I can find evidence for at least three actual occasions resembling the Munford play in which American revolutionary women shunned men whose patriotism they found wanting. in 1776, a Charleston newspaper praised the women of Mecklenburg County, North Carolina, for publicly declaring their refusal to socialize with men who avoided military service. The Williamsburg-based "Virginia Gazette" similarly applauded the "young ladies" of Amelia County, Virginia, for refusing to accept suitors who did not serve in the American army or militia. Some women in Rowan County, North Carolina, took a similar position.

Men reported and praised this version of feminine patriotism during the American Revolution. But it's worth noting that this version of patriotism was more passive than active. American women were engaging in other patriotic activities that men were less likely to acknowledge in public.

>From Shauna Lee Manning shauna@umbsky.cc.umb.edu 12 March 1996

I don't have the reference in front of me, but I do recall reading that just before and during the American Revolution women patriots withheld sexual favors until their men supported the Revolutionary cause. If anyone is interested I will double-check the title and get author's name.

>From Jane Beckman jane@swdc.stratus.com 12 March 1996

The feathers incident showed up in one of the "Upstairs, Downstairs" episodes dealing with WWI, on Masterpiece Theatre. Alistair Cooke, in his commentary on the episode, discussed the practice. Apparently, there was quite a scandal in Britain when one of the women gave a white feather to a young fellow on a train, who was a double-amputee from having stepped on a mine. She didn't notice there were no legs under the blanket on his lap.

>From Yvonne Klein yklein@runt.dawsoncollege.qc.ca 14 March 1996

I've been following this thread for some time. One instance that occurs to me is the Women's Battalion of Death, founded in Moscow by a woman named Backarova, which enlisted middle-class young women to fight because the Russian men were deserting the fields in droves. Emmeline Pankhurst was present at the blessing of their colors and called the event the most important historical occasion since Joan of Arc.

I've noticed that the preponderance of these events are politically retrogressive--women "shame" men or try to shame them into doing what might be called the "wrong" thing--in this case, going on with a hopelessly destructive war. Since, of course, the mechanism of shaming is essentially retrogressive, appealing as it does to concepts like "manhood," it is hardly surprising that the causes in which it is enlisted are frequently right-wing.

>From Marilyn Dell Brady jayhawk@infi.net 15 March 1996

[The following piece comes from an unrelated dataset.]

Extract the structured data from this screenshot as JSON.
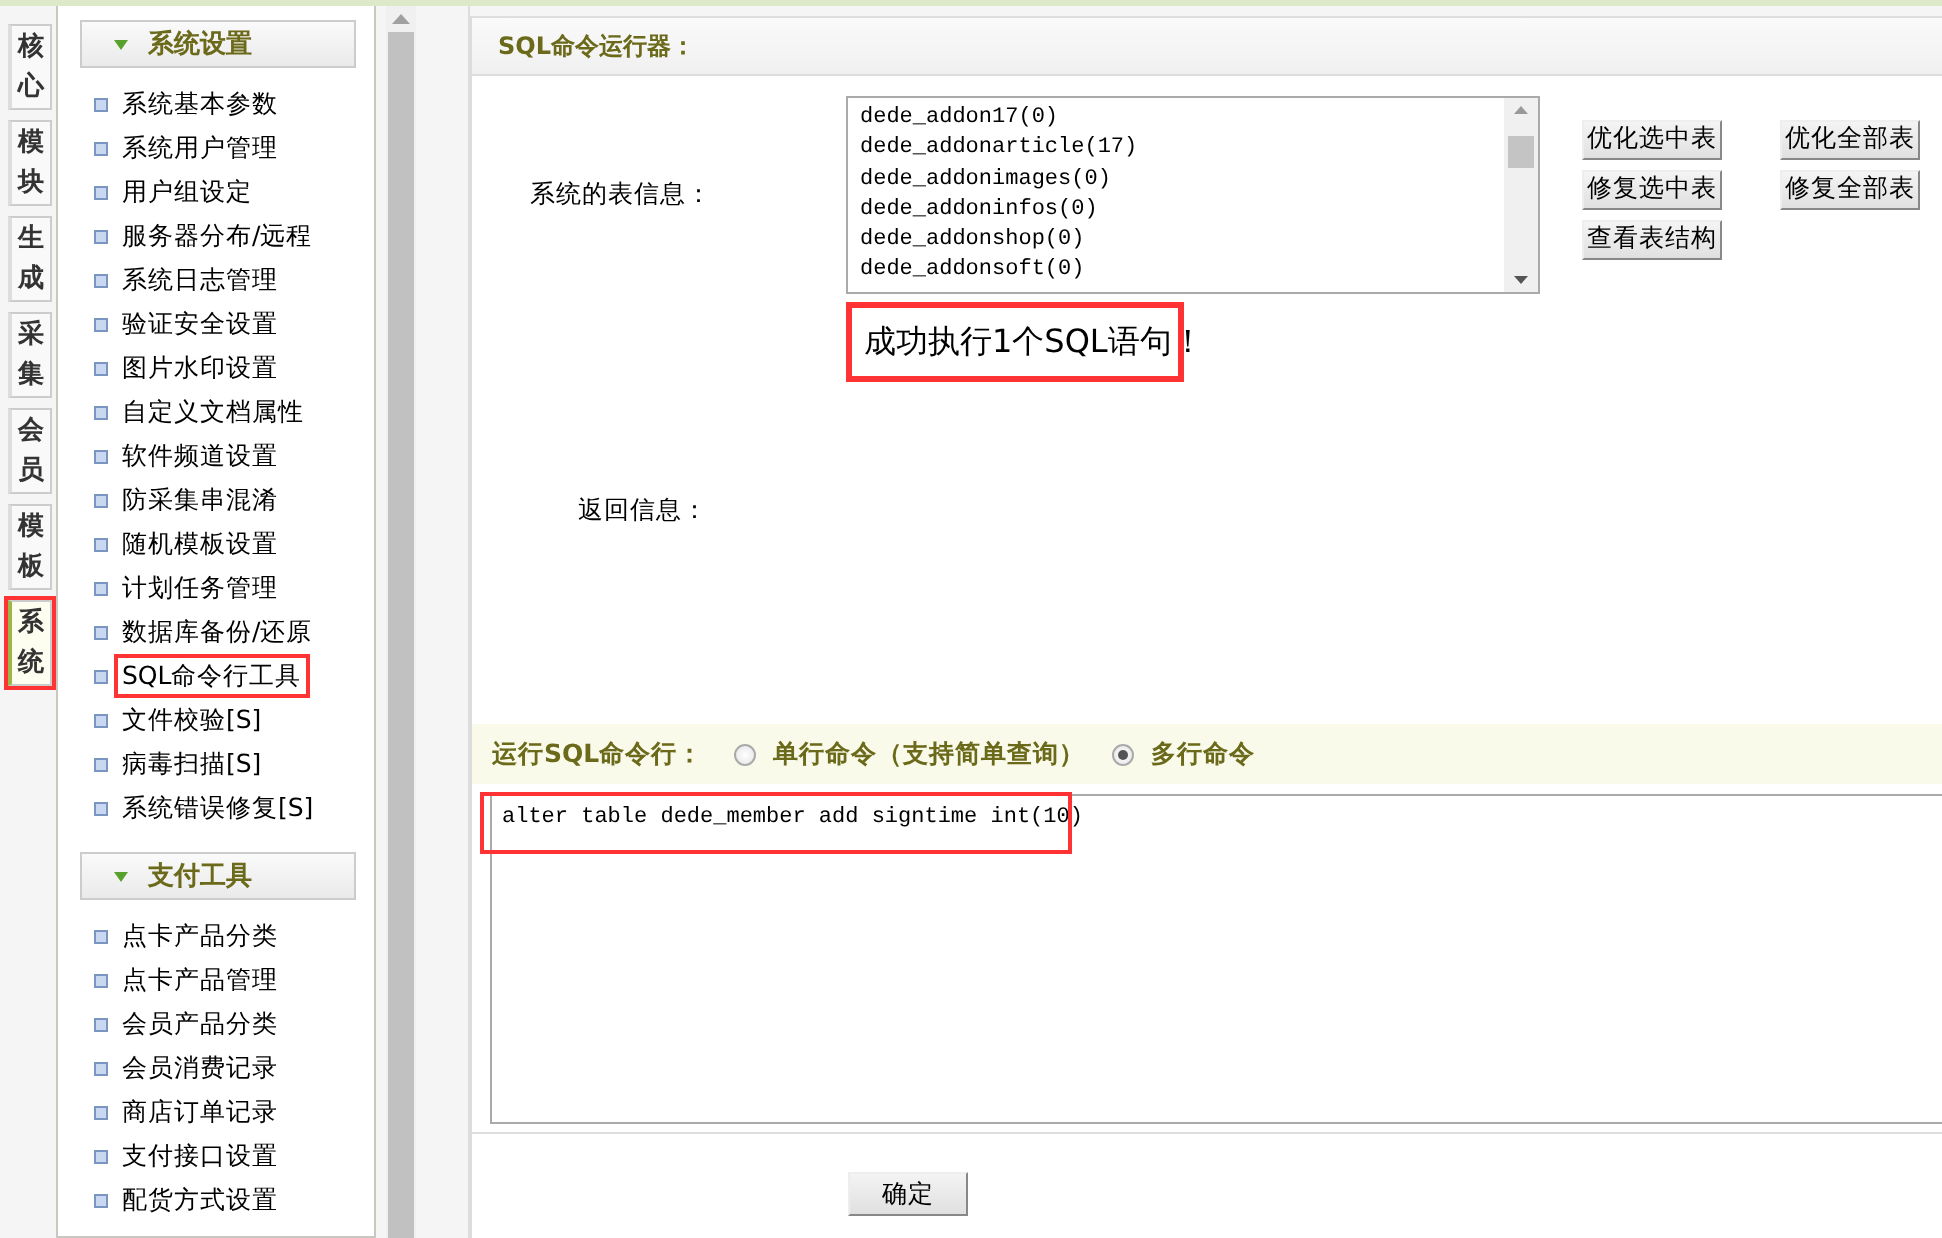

Elisa Barkley Brown has done some interesting work on African-American womens political activism in the reconstruction south that might be relevant. I am not sure it has been published, but I believe she is still at Michigan University.

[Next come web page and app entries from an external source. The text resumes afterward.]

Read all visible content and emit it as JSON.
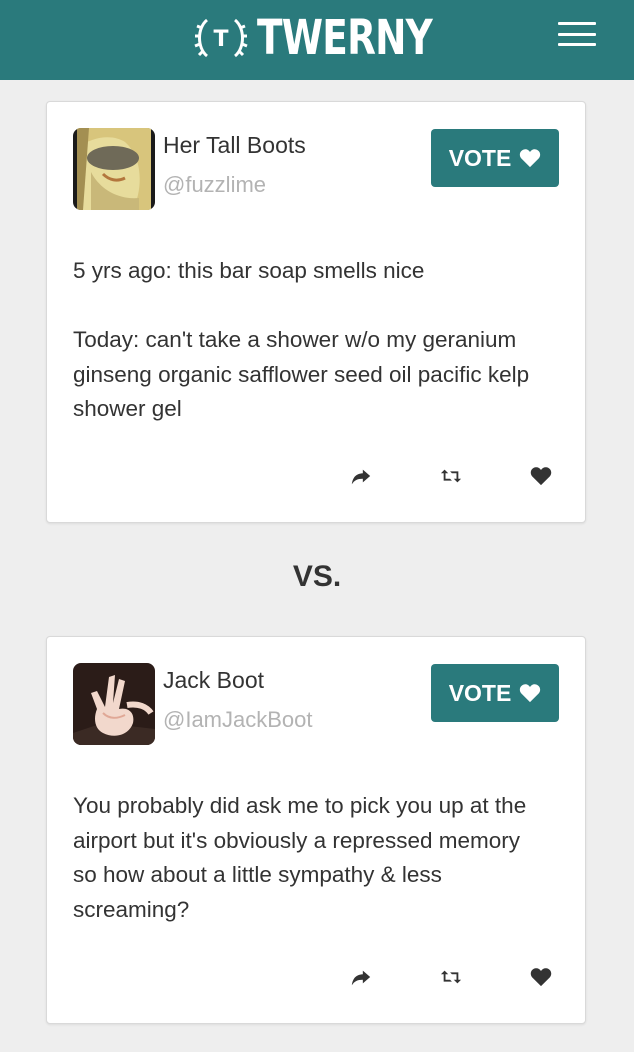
{
  "header": {
    "brand": "TWERNY",
    "logo_mark": "T",
    "bg_color": "#2a7a7c",
    "menu_icon": "hamburger-icon"
  },
  "tweets": [
    {
      "name": "Her Tall Boots",
      "handle": "@fuzzlime",
      "vote_label": "VOTE",
      "text": "5 yrs ago: this bar soap smells nice\n\nToday: can't take a shower w/o my geranium ginseng organic safflower seed oil pacific kelp shower gel",
      "actions": [
        "reply-icon",
        "retweet-icon",
        "favorite-icon"
      ]
    },
    {
      "name": "Jack Boot",
      "handle": "@IamJackBoot",
      "vote_label": "VOTE",
      "text": "You probably did ask me to pick you up at the airport but it's obviously a repressed memory so how about a little sympathy & less screaming?",
      "actions": [
        "reply-icon",
        "retweet-icon",
        "favorite-icon"
      ]
    }
  ],
  "versus_label": "VS.",
  "accent_color": "#2a7a7c"
}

>From Donna Lively lively@library.uta.edu 18 March 1996

I cannot remember the exact source, however, in reading about Navajo culture, I ran across a description of a war council at which the women rose to exhort the Navajo men into committing even more aggressive acts against their enemies. It was mentioned that Navajo women were known for their bellicosity and often had names like "War Encircling."

>From Kimberly Jensen jenseki@fsa.wosc.osshe.edu 18 March 1996

Maria Botchkareva and members of the Women's Battalion of Death in WWI/Russian Revolution were lauded by US officials(such as Elihu Root) when they could be viewed as shaming men into fighting. But US officials and popular culture portrayed them as absolutely threatening when reporting their combat experiences. They embodied the "lesbian threat", esp. in photographs with heads shaved and in uniforms with trousers.

Women took up arms in the US through rifle and shooting clubs, some emulating the Battalion of Death. They did so to shame men, claiming they were not being protected from military or sexual aggression. Backlash against the Russian Women's Battalion of Death was part of backlash against these women and women who exceeded boundaries in WWI era....

----------------------------------Editor's Note: For Full Bibliography Dealing with Women Shaming Men into Action, go to the H-Women World Wide Web Page and click on Bibliographies. Since this thread was lengthy, I split it into "Discussion" and "Bibliography". Maria Elena Raymond